Whichever lines of the entries hold the word "JSON" should be identified and copied.

The input Start Marker

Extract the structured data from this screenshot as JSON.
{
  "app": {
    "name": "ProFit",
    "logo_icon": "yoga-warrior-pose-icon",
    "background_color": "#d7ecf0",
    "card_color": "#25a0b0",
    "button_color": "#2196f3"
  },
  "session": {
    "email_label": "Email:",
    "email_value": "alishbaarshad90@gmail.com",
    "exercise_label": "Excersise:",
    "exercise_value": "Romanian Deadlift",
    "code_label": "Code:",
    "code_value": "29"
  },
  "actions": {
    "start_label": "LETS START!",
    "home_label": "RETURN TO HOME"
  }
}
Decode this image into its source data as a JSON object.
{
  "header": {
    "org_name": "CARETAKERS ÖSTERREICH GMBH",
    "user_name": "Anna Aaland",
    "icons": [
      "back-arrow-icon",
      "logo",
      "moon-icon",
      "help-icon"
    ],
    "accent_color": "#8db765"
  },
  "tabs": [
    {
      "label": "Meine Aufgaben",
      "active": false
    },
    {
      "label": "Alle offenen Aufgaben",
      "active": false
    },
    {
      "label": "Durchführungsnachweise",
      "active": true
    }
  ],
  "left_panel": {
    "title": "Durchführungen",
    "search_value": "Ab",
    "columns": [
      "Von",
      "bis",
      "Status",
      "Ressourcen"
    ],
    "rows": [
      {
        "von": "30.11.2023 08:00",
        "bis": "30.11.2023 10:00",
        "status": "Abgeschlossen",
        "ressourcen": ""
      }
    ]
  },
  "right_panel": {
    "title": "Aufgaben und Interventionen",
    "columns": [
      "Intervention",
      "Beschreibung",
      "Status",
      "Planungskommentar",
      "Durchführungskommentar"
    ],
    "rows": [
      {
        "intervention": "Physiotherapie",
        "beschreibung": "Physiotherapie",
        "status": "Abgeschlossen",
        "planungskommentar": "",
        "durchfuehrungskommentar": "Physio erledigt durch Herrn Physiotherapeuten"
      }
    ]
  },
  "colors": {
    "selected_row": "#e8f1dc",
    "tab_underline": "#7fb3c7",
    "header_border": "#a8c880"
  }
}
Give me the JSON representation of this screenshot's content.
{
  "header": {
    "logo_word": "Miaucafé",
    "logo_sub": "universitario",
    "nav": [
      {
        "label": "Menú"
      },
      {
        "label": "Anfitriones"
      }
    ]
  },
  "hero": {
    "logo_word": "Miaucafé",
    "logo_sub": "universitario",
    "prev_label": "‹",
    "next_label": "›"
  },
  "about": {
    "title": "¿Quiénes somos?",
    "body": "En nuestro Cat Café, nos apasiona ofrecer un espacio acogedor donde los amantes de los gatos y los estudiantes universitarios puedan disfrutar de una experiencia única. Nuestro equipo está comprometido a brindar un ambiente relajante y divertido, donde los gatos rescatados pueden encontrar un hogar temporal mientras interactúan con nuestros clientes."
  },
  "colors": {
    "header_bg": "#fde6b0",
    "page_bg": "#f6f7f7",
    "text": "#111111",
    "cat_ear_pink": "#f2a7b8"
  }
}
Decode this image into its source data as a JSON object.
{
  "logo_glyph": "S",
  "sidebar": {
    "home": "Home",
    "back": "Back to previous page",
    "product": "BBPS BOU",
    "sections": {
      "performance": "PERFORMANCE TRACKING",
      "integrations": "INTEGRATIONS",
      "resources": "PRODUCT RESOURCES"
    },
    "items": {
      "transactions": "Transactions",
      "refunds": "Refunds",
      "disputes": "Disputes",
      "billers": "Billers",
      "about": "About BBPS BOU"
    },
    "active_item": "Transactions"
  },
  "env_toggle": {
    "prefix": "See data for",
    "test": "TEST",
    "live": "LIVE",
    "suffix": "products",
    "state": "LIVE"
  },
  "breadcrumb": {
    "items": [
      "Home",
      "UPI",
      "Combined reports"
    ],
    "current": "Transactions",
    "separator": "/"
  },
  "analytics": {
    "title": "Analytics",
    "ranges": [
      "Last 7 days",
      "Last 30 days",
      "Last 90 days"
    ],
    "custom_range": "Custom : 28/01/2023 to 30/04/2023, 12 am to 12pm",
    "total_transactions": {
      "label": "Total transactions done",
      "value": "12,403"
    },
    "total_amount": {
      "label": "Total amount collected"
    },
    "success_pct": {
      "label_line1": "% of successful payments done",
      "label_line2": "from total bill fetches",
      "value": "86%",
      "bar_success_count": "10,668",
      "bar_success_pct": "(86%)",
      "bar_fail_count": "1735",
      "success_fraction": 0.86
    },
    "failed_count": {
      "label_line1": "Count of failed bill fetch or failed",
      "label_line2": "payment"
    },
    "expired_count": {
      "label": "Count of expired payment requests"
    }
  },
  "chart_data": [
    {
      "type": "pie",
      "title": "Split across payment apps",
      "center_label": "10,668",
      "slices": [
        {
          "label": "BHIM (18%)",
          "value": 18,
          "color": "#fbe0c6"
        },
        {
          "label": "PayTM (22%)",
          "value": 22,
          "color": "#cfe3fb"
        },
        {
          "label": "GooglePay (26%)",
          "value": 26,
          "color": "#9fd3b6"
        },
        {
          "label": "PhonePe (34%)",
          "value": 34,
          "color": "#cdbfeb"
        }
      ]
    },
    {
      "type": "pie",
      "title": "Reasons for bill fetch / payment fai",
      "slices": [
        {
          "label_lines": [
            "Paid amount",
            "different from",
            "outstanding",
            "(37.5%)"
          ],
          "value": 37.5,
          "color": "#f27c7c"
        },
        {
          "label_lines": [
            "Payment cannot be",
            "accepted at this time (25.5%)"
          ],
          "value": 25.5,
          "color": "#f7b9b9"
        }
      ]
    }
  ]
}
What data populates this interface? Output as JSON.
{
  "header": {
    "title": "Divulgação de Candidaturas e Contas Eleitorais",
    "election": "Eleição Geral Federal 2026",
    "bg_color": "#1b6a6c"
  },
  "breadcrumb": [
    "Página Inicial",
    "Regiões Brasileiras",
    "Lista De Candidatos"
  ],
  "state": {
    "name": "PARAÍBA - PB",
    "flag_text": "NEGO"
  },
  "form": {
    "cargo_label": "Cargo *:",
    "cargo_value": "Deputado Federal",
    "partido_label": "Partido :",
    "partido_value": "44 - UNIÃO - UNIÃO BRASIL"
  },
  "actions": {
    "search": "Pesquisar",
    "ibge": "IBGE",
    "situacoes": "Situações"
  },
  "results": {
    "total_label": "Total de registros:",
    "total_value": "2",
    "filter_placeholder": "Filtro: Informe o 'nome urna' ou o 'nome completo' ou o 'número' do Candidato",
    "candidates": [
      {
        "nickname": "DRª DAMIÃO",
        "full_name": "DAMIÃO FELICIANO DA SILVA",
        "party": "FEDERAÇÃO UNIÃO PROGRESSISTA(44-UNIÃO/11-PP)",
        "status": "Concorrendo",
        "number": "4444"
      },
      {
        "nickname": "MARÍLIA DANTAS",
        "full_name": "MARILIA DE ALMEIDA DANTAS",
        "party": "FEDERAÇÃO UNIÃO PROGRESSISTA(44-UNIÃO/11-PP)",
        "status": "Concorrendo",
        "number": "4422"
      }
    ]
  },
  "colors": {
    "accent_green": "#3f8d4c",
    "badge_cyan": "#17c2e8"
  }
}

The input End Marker

§ Written solution
Extract the structured data from this screenshot as JSON.
Decode this image into its source data as a JSON object.
Give me the JSON representation of this screenshot's content.
Decode this image into its source data as a JSON object.
What data populates this interface? Output as JSON.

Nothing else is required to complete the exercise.